Pianist/composer Ryan Stewart’s One Journey is his third release, and follows his critically acclaimed debut album Equanimity, which was included on the Top 30 Albums for the Decade by MainlyPiano.com, and the sequel to that, The Dreaming Hour, that was in the Top 15 Albums of 2010, also on MainlyPiano.com. Based on his past success, as well as having heard this new album, I’m sure One Journey is going to be equally well received. The recording encompasses 13 original compositions ranging from piano solos to “fully painted orchestral works.” In an interview, I asked Ryan talk about the title and what it means to him. As he explains: “One Journey represents some of my more poignant life experiences found within my on-going journey. Life consists of smaller journeys and experiences that, when summed together, become our One Journey.”
A particular life experience which had a profound impact on Ryan was that of his loosing his mother to cancer when he was just 13 years old. She had always encouraged him to play the piano, even though he sometimes rebelled against it. As he describes her passing: “For the first time, I truly felt alone. She was no longer there to believe in me. I could no longer hear her voice of encouragement. It was at this moment of deepest despair that I realized she had given me something very special. Music became my one true connection that I had with her. I found myself with a true interest in music for the first time even though I had been playing for years. I began composing. Her gift of music carried me through some of the most difficult times in my life. Her tireless sacrifice to make me into a musician along with the knowledge that she was gone transformed me into a completely different person.”
He goes on to say: “I was trained at a young age as a classical musician by my mother. I grew up listening to a variety of music. However, I wanted to compose and utilize the beautiful harmonies particularly found in classical music.” As you might expect, Ryan lists composers like Chopin and Rachmaninoff as major influences. Not as expected, though, are others on that list including Led Zeppelin, Herbie Hancock, and Jean Michel Jarre. After graduating from high school, Ryan went on to The University of Utah on a full scholarship, where he honed his piano skills as he studied, played, and taught piano lessons. In addition to music, Ryan also has a great love for languages, of which he can “get around” on six of them, as well as travel, philosophy, and science. But his main focus is on music, which he calls “a universal language” that enables him to communicate with as many people as possible.
According to the great Chinese philosopher Lao Tzu: “The journey of a thousand miles begins with a single step,” so lets take that first step into One Journey. On the opening track entitled “When We Met,” rolling arpeggios with the left hand lay down a flowery path for Ryan’s light-hearted melody to follow. There are some interesting twists and turns along the way as the solo piano piece slips momentarily into a minor mode, and then back out again. As the piece ends, we can look back and realize that we are on the journey now. And what better place to find ourselves on track 2 than “Here and Now.” After about a minute, what started as a solo piano piece evolves into a fully orchestrated composition with a lush string section that includes Monte Belknap (principal violin) and Nicole Pinnell (principal cello). This track has a more dramatic air to it that could even be called “cinematic.”

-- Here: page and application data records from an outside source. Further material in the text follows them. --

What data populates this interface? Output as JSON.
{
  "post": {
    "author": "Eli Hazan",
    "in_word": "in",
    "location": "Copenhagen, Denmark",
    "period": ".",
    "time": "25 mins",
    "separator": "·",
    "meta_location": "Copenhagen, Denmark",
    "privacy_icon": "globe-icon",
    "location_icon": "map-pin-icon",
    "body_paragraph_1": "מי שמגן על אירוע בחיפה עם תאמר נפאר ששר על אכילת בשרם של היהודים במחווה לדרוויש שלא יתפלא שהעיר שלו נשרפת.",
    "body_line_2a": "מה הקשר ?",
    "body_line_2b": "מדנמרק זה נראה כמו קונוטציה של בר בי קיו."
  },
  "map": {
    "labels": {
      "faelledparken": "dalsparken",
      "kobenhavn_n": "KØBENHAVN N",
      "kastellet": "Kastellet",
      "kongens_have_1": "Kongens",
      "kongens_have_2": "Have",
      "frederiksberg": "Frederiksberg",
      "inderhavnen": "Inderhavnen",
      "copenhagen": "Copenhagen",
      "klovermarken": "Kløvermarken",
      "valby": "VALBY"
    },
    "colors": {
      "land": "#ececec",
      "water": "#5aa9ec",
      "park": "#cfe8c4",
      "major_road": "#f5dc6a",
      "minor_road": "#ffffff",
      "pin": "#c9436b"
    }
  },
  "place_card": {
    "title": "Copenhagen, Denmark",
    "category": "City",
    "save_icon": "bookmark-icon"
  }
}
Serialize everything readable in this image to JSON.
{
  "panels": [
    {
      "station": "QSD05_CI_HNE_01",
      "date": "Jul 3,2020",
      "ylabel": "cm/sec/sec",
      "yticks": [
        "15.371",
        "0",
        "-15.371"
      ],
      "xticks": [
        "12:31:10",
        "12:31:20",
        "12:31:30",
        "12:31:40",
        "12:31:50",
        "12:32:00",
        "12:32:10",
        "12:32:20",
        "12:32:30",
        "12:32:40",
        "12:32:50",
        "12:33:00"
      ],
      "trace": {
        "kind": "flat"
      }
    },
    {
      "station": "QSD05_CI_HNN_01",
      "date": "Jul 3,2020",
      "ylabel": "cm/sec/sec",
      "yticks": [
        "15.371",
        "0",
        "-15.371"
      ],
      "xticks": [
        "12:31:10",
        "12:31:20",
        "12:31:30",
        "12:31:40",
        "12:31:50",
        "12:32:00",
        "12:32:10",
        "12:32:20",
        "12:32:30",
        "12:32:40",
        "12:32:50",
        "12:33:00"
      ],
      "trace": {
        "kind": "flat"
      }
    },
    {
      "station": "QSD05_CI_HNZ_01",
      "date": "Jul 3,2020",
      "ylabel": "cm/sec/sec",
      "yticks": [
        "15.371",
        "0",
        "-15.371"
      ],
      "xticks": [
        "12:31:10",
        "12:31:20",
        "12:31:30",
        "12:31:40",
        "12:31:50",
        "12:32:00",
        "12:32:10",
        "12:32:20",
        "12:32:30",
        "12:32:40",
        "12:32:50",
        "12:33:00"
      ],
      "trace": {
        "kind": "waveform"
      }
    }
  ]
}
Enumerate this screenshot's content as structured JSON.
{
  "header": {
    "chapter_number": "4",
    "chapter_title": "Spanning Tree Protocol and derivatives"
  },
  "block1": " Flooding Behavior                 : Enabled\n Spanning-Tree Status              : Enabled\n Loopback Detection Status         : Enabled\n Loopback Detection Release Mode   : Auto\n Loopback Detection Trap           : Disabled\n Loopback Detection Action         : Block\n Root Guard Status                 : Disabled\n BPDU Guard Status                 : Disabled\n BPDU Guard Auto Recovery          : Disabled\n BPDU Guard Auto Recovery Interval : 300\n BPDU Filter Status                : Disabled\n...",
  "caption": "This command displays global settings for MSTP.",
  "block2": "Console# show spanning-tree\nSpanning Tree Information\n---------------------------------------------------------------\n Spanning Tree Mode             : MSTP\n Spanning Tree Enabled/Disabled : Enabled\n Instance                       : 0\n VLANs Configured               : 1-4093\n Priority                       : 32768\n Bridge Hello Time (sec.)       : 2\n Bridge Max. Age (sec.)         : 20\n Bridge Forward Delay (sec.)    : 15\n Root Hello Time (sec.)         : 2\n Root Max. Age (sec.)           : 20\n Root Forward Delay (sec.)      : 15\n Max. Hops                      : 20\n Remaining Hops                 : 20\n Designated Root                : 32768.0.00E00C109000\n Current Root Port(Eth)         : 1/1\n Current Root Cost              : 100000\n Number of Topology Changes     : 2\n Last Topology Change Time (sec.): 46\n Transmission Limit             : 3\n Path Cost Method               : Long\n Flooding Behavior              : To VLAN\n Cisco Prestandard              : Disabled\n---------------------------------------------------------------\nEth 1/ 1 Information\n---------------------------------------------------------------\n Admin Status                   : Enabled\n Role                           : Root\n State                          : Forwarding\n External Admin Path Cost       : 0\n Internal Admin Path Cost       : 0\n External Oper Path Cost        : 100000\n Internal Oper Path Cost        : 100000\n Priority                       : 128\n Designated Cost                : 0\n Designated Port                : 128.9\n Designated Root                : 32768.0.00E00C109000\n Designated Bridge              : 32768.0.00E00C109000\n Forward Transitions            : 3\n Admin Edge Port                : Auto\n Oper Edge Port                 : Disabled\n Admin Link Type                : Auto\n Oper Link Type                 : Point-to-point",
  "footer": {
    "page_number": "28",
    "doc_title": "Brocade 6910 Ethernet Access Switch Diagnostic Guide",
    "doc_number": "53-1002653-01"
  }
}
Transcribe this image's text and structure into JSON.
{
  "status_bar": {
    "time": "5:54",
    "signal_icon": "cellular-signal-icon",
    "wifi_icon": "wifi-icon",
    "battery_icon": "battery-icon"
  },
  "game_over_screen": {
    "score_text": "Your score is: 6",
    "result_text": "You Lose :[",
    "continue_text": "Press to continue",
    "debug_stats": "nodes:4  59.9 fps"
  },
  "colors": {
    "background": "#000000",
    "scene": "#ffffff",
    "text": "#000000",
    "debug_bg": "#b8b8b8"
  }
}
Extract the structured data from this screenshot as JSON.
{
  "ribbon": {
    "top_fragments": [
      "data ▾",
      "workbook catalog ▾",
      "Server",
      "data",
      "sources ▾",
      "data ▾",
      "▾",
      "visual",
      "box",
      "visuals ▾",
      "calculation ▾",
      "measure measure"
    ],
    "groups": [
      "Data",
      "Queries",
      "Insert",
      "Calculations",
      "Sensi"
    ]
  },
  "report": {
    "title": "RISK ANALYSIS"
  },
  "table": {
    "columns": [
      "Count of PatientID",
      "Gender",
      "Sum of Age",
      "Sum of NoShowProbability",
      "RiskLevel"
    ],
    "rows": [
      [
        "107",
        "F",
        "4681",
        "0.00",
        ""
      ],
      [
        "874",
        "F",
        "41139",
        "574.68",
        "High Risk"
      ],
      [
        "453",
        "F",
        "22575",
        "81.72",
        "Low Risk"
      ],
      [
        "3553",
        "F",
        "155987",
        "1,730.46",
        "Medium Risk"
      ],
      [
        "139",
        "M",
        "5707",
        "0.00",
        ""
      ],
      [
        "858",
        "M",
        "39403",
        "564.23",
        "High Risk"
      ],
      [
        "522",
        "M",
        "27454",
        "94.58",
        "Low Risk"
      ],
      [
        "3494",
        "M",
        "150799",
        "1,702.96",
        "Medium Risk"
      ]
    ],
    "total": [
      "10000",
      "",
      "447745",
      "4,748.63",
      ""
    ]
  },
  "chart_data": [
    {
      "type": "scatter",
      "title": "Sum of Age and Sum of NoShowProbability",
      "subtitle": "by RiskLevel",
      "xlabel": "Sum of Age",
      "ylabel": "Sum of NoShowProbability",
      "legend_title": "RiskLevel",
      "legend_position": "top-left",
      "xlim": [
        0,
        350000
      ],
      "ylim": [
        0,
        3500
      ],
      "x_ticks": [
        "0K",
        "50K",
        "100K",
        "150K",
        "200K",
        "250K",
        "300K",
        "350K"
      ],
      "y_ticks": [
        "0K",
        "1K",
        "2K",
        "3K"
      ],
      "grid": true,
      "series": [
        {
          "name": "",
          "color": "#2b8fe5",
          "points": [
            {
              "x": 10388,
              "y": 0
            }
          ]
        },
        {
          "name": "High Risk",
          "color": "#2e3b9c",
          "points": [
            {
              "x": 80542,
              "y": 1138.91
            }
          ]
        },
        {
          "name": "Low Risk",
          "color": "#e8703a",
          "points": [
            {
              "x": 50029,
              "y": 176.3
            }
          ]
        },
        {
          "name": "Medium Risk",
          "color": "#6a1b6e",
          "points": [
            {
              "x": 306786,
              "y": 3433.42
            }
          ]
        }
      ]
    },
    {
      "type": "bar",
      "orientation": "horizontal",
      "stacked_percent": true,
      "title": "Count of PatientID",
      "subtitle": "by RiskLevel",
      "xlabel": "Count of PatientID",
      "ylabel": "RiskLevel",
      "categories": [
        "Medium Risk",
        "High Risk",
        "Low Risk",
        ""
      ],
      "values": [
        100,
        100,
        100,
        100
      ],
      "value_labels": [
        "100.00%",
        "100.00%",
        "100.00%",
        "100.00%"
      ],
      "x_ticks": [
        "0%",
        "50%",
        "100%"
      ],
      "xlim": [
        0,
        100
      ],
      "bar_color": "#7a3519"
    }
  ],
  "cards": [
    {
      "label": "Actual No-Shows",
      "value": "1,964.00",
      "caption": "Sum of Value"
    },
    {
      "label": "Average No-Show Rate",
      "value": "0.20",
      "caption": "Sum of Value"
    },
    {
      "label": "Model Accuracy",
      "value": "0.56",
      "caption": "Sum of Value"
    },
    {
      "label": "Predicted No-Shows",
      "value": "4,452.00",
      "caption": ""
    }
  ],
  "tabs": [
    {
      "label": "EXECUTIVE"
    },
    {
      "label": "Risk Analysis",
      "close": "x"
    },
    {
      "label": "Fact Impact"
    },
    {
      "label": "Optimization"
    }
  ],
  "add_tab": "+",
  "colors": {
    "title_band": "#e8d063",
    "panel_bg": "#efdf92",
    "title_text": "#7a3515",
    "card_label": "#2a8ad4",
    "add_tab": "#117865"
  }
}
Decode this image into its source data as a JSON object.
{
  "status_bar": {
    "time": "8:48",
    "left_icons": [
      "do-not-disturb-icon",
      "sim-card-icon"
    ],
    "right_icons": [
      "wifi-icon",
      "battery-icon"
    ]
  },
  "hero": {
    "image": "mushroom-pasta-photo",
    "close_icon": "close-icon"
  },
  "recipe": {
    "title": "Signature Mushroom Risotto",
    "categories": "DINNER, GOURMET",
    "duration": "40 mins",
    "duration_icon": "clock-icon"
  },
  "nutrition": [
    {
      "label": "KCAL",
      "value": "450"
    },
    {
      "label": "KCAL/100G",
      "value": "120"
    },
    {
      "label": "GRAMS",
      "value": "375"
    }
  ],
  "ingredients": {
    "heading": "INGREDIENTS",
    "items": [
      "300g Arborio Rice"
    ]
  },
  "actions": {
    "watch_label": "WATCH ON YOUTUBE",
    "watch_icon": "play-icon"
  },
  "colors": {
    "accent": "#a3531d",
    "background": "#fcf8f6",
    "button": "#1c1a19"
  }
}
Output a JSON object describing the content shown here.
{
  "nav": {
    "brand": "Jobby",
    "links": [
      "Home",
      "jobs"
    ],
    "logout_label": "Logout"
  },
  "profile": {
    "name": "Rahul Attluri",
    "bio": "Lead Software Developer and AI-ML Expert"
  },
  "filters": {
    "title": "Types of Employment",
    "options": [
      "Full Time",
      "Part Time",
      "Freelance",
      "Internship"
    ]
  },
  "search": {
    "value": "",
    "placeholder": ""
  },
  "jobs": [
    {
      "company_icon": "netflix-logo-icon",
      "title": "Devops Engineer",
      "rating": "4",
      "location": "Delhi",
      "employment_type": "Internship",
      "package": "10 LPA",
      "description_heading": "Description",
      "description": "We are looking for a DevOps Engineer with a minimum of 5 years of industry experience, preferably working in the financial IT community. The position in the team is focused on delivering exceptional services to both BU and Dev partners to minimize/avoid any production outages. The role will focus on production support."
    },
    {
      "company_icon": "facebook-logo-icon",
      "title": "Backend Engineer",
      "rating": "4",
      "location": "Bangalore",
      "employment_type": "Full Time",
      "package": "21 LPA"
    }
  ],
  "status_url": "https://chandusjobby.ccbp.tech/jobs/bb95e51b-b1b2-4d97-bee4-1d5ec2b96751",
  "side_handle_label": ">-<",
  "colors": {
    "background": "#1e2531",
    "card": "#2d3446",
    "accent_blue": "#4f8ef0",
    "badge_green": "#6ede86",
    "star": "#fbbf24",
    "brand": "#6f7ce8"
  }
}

There is an interesting story that goes with one of Ryan’s favorite tracks, a lovely Celtic-tinged piece called “Under the Willow.” In his words: “What makes it special for me is that it has the voice of my 13-year-old daughter, Aysia. When I was a child, I would lay under a willow tree near my house and would find myself daydreaming. I was very lucky to have Aysia’s perfect innocent voice on the album since she was also the same age I was when I laid under that tree.” Her airy wordless vocals are exquisite and lend an Enya-like vibe to the piece. And speaking of vibe, there is a particular warmth and sentimentality that perfectly fits the track called “Old Friend,” which for me, evoked an image of sharing a glass of wine while reminiscing in front of a crackling fire with a long cherished acquaintance.
On “The Portrait,” soulful violin passages leave their sonic brush marks on the canvas of Ryan’s sensitive piano work in this classically influenced composition. After this, we are treated to four solo piano compositions that range from the upbeat “Happy People,” to the more introspective “One Step Closer,” “Windows of Time,” and “Winding Road.” On the next to the last track entitled “Our Story,” the orchestration is understated, yet tasteful in it’s support of Ryan’s lovely piano melody. As the album draws to a close with the appropriately titled “Coming Home,” there is an interesting surprise waiting for us. This track is all orchestration and no piano. Lush strings and heavenly female vocal choir make for a grand finale on this musical journey.
While it’s easy to get lost in Ryan’s beautifully evocative piano melodies, the album also reveals his talents as an arranger and composer. He has a discerning ear for how and when to add accompaniment. And his compositions reflect a wide range of emotional expression that is born of real life experience. His words from our interview sum this up and make for fitting final thoughts to this feature article: “Music is what got me through the toughest times in life in my life. My vision is to share music with the world in hopes of transforming people’s lives, diminishing suffering, and lifting the human spirit. The songs are mainly inspired by my relationships, my travels, positive experiences, positive memories, and simply celebrates the miraculous dance of life.”